The Educational Research Network for West and Central Africa (ERNWACA) was founded in 1989 to promote educational research in its 16 member countries. The Network leads research projects, offers training opportunities, and hosts international forums on educational research. Now, with the addition of an outreach journal, the Network is further advancing educational research in the region by disseminating brief research articles written in plain language that are accessible to the public.
With contributions from seven countries—Benin, Cameroon, Gabon, Ivory Coast, Mali, Morocco, and Togo—the journal gives a sense of the conditions and preoccupations of the education systems in a wide swath of the region. Reflecting these regional concerns, as well as the current international education goals, the first issue of the journal focuses on improving educational quality.
The linkage between teacher training and quality education is explored in a number of articles. Said Abouhanifa, of the Centre Régional des Métiers de l’Education et de la Formation in Morocco, presents findings from a small study on mathematics teacher candidates engaged in teaching practice. Most interestingly, the research methods employed in the study encouraged aspiring teachers to develop a reflective action research orientation by teaching them to systematically observe and evaluate each other’s teaching.
Akimou Tchagnaou and Bahama Baoutou, of the Institut National des Sciences de l’Education, Université de Lomé in Togo, investigate the hypothesis that teachers with the appropriate pedagogical qualifications offer better quality instruction than their untrained counterparts, finding a particularly significant difference in the frequency of use of formative assessments to gauge student comprehension.
Bi Sehi Antoine Mian, a student researcher at the Ecole Normale Supérieure of Abidjan, discusses the use of information and communications technologies (ICT) in Ivory Coast’s distance training system for teachers. Faced with limited internet access, methods such as distributing USB drives pre-loaded with educational materials and communications via text message (SMS) are being used.

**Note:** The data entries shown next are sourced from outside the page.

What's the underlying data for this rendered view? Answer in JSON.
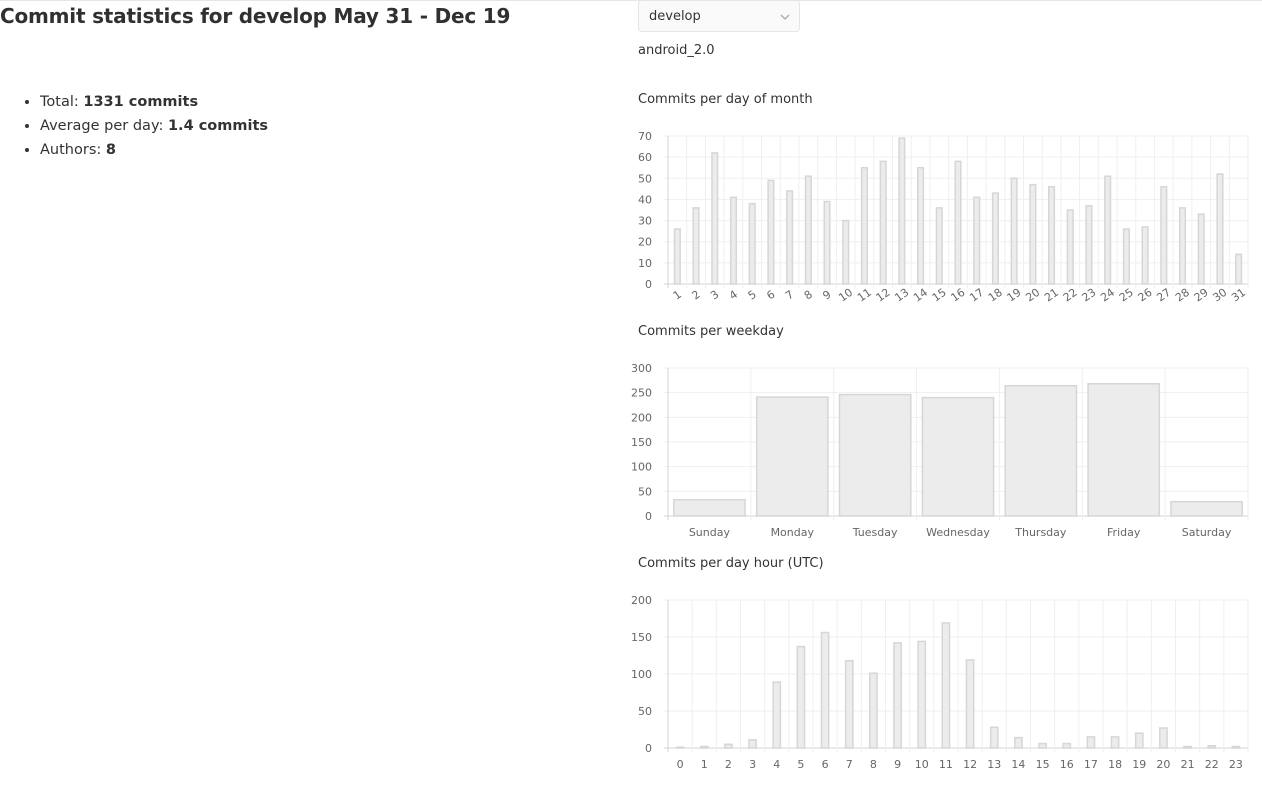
{
  "page": {
    "title": "Commit statistics for develop May 31 - Dec 19"
  },
  "stats": {
    "total_label": "Total:",
    "total_value": "1331 commits",
    "average_label": "Average per day:",
    "average_value": "1.4 commits",
    "authors_label": "Authors:",
    "authors_value": "8"
  },
  "branch_select": {
    "selected": "develop",
    "icon": "chevron-down-icon"
  },
  "tag_label": "android_2.0",
  "colors": {
    "bar_fill": "#ececec",
    "bar_stroke": "#d6d6d6",
    "grid": "#efefef",
    "text": "#666666"
  },
  "chart_data": [
    {
      "type": "bar",
      "title": "Commits per day of month",
      "categories": [
        "1",
        "2",
        "3",
        "4",
        "5",
        "6",
        "7",
        "8",
        "9",
        "10",
        "11",
        "12",
        "13",
        "14",
        "15",
        "16",
        "17",
        "18",
        "19",
        "20",
        "21",
        "22",
        "23",
        "24",
        "25",
        "26",
        "27",
        "28",
        "29",
        "30",
        "31"
      ],
      "values": [
        26,
        36,
        62,
        41,
        38,
        49,
        44,
        51,
        39,
        30,
        55,
        58,
        69,
        55,
        36,
        58,
        41,
        43,
        50,
        47,
        46,
        35,
        37,
        51,
        26,
        27,
        46,
        36,
        33,
        52,
        14
      ],
      "ylim": [
        0,
        70
      ],
      "yticks": [
        0,
        10,
        20,
        30,
        40,
        50,
        60,
        70
      ],
      "rotate_labels": true,
      "grid": true
    },
    {
      "type": "bar",
      "title": "Commits per weekday",
      "categories": [
        "Sunday",
        "Monday",
        "Tuesday",
        "Wednesday",
        "Thursday",
        "Friday",
        "Saturday"
      ],
      "values": [
        33,
        241,
        246,
        240,
        264,
        268,
        29
      ],
      "ylim": [
        0,
        300
      ],
      "yticks": [
        0,
        50,
        100,
        150,
        200,
        250,
        300
      ],
      "rotate_labels": false,
      "grid": true
    },
    {
      "type": "bar",
      "title": "Commits per day hour (UTC)",
      "categories": [
        "0",
        "1",
        "2",
        "3",
        "4",
        "5",
        "6",
        "7",
        "8",
        "9",
        "10",
        "11",
        "12",
        "13",
        "14",
        "15",
        "16",
        "17",
        "18",
        "19",
        "20",
        "21",
        "22",
        "23"
      ],
      "values": [
        1,
        2,
        5,
        11,
        89,
        137,
        156,
        118,
        101,
        142,
        144,
        169,
        119,
        28,
        14,
        6,
        6,
        15,
        15,
        20,
        27,
        2,
        3,
        2
      ],
      "ylim": [
        0,
        200
      ],
      "yticks": [
        0,
        50,
        100,
        150,
        200
      ],
      "rotate_labels": false,
      "grid": true
    }
  ]
}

It is clear that teachers will have difficulty supporting the development of students’ digital literacy when their own training is still limited by such constraints.
On the topic of learning outcomes, Armelle Oga and Bio Goura Soule, of the Laboratoire d’Analyse Régionale et d’Expertise Sociale in Benin, discuss a study contrasting results on two measures of student achievement: the department examinations leading to a secondary education diploma, and a national assessment of French and mathematics.
Bourema Konate, of the Université des Lettres et des Sciences Humaines de Bamako, identifies weaknesses in the assessment practices of teachers in Mali, arguing that the country needs a dedicated national assessment policy and greater emphasis in pre-service teacher training on how to evaluate learning outcomes.
Other issues investigated in the journal include the impact of a new classification system for university degrees on the quality of teacher training in Gabon, strategies employed by Francophone teachers in Cameroon for delivering instruction in English, and challenges encountered integrating religious institutions into the official national education system in Ivory Coast.
The strengths of the ERNWACA Outreach Journal are reflected in the diversity of researchers, institutions, and countries represented, and in the accessible language and format of the research briefs. With further efforts to develop the journal and solicit contributions from throughout the region, we hope that it will become a venue for disseminating even more ambitious studies of education quality in the future.